→ **EXERCISE**: The answer should be each line from the entries below that has the word "JSON" in it.
───── EXTRACTED INFORMATION
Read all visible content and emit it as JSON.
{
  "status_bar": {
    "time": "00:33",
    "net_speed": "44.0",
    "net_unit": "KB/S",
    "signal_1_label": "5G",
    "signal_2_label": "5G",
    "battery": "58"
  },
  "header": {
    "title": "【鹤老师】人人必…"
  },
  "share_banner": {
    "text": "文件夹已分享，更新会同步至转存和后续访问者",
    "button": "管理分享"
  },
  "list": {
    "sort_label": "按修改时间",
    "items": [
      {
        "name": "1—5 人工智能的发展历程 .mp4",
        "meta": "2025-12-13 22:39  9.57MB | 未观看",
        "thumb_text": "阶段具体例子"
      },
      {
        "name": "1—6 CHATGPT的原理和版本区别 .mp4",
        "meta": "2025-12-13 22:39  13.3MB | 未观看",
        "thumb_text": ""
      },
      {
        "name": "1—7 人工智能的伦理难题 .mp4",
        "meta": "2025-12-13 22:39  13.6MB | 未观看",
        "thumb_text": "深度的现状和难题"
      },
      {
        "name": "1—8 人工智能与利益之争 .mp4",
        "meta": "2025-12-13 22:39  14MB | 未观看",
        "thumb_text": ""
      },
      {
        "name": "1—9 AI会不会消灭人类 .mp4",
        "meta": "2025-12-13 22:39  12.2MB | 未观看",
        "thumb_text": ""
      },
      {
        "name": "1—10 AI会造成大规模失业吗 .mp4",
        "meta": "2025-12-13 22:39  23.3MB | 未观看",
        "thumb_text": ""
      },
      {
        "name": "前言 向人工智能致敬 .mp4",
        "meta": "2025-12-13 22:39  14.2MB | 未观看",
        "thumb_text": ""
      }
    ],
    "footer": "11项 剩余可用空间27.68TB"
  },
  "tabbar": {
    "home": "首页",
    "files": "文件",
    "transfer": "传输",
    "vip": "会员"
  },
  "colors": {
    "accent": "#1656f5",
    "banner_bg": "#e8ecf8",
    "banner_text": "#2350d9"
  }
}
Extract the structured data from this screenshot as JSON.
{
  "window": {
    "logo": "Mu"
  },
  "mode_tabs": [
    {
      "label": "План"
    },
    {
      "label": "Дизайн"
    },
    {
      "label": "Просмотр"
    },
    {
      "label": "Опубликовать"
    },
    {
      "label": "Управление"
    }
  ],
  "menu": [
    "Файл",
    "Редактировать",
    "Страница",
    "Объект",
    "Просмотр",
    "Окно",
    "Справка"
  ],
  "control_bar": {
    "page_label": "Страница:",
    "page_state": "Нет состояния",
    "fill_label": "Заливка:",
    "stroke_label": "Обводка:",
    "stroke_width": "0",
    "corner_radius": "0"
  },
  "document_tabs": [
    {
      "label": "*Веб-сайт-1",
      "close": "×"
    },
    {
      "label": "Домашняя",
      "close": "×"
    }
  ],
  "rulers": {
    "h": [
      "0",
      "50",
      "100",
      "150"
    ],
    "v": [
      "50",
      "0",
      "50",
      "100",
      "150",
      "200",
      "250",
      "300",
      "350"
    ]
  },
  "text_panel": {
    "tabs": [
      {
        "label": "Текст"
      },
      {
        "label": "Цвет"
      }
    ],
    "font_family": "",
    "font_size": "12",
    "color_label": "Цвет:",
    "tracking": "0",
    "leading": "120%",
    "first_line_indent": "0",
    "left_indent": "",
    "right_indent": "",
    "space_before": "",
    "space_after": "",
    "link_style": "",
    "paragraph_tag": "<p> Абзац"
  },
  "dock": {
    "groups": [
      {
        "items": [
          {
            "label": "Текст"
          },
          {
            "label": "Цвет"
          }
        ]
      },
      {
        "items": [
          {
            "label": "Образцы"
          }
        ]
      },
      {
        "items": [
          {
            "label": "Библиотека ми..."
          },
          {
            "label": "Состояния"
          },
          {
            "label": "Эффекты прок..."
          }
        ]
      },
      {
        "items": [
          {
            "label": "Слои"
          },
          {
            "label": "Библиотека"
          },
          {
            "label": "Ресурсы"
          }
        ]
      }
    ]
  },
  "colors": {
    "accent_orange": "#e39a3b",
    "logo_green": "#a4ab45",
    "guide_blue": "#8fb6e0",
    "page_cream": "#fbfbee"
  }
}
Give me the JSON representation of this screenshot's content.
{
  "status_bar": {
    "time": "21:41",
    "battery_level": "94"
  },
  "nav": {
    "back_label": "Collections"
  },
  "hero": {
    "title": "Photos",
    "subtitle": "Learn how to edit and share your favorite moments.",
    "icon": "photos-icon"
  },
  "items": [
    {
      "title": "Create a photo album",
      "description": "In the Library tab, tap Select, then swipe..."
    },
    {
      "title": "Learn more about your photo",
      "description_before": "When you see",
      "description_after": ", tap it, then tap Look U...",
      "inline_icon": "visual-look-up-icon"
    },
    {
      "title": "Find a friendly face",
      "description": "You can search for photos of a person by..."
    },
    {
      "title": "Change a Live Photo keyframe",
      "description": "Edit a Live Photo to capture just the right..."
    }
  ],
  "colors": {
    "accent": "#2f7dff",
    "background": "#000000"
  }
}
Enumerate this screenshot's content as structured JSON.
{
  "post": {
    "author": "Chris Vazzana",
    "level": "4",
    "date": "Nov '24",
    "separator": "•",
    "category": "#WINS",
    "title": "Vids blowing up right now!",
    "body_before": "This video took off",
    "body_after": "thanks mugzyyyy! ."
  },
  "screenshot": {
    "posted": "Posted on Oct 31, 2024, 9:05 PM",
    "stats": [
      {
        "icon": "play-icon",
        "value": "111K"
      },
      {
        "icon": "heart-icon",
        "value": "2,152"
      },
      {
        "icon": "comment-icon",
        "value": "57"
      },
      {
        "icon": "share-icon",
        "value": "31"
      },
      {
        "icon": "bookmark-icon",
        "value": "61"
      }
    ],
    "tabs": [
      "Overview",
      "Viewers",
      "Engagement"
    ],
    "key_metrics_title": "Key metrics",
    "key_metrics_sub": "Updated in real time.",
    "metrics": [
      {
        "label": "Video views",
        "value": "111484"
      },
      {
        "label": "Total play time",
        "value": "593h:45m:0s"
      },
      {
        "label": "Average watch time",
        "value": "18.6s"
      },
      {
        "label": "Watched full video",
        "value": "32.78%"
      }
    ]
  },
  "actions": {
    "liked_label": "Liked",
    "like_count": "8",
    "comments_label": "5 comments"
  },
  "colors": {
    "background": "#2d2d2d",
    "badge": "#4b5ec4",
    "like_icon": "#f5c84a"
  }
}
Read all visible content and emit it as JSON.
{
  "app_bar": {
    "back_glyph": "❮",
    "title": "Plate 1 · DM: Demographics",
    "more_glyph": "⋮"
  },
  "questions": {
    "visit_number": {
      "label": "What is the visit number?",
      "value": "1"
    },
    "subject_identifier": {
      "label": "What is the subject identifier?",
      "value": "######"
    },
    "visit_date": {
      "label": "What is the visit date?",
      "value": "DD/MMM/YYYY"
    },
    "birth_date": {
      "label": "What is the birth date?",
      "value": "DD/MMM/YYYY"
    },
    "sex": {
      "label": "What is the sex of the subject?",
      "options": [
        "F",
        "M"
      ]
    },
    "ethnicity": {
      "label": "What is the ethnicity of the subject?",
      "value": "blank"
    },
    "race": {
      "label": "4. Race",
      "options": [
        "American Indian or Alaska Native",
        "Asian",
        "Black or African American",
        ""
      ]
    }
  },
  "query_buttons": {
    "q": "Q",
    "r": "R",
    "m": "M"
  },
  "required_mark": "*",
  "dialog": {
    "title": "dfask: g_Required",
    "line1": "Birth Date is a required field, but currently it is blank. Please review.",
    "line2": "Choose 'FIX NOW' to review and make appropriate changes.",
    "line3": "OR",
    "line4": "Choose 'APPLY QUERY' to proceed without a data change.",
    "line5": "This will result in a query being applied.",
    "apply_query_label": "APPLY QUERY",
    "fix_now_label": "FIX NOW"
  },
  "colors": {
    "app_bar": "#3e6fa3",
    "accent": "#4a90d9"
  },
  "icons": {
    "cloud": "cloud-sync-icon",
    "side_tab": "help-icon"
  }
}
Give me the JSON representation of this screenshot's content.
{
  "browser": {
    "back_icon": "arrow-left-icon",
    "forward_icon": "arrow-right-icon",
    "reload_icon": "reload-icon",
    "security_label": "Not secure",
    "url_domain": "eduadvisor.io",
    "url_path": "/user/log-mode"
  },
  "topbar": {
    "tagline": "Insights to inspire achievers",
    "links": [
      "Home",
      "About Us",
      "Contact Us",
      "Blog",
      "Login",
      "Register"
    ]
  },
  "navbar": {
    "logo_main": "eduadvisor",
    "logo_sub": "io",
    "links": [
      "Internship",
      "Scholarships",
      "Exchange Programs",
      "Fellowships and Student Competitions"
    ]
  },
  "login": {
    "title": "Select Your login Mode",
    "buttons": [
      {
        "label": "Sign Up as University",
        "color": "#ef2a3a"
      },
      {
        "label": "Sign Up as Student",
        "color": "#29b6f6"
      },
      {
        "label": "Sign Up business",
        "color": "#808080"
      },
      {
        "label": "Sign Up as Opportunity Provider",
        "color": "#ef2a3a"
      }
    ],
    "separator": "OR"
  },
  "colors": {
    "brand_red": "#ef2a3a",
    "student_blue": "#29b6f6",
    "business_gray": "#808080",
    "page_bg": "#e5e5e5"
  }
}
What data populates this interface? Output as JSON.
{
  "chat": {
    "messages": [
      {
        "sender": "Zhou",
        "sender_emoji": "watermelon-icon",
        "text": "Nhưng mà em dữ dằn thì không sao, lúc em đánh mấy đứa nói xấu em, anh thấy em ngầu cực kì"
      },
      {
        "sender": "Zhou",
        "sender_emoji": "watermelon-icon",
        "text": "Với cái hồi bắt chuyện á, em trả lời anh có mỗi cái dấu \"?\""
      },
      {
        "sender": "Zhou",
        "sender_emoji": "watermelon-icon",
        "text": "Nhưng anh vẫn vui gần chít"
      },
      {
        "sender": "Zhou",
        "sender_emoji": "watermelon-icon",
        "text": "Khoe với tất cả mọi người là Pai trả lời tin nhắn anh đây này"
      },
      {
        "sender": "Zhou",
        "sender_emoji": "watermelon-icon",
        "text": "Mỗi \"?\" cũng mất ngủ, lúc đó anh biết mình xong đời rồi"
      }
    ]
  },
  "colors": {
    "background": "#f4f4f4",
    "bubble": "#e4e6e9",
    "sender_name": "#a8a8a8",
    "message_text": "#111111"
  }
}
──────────
→ **ANSWER BOX**:
Read all visible content and emit it as JSON.
Extract the structured data from this screenshot as JSON.
Give me the JSON representation of this screenshot's content.
Enumerate this screenshot's content as structured JSON.
Read all visible content and emit it as JSON.
Give me the JSON representation of this screenshot's content.
What data populates this interface? Output as JSON.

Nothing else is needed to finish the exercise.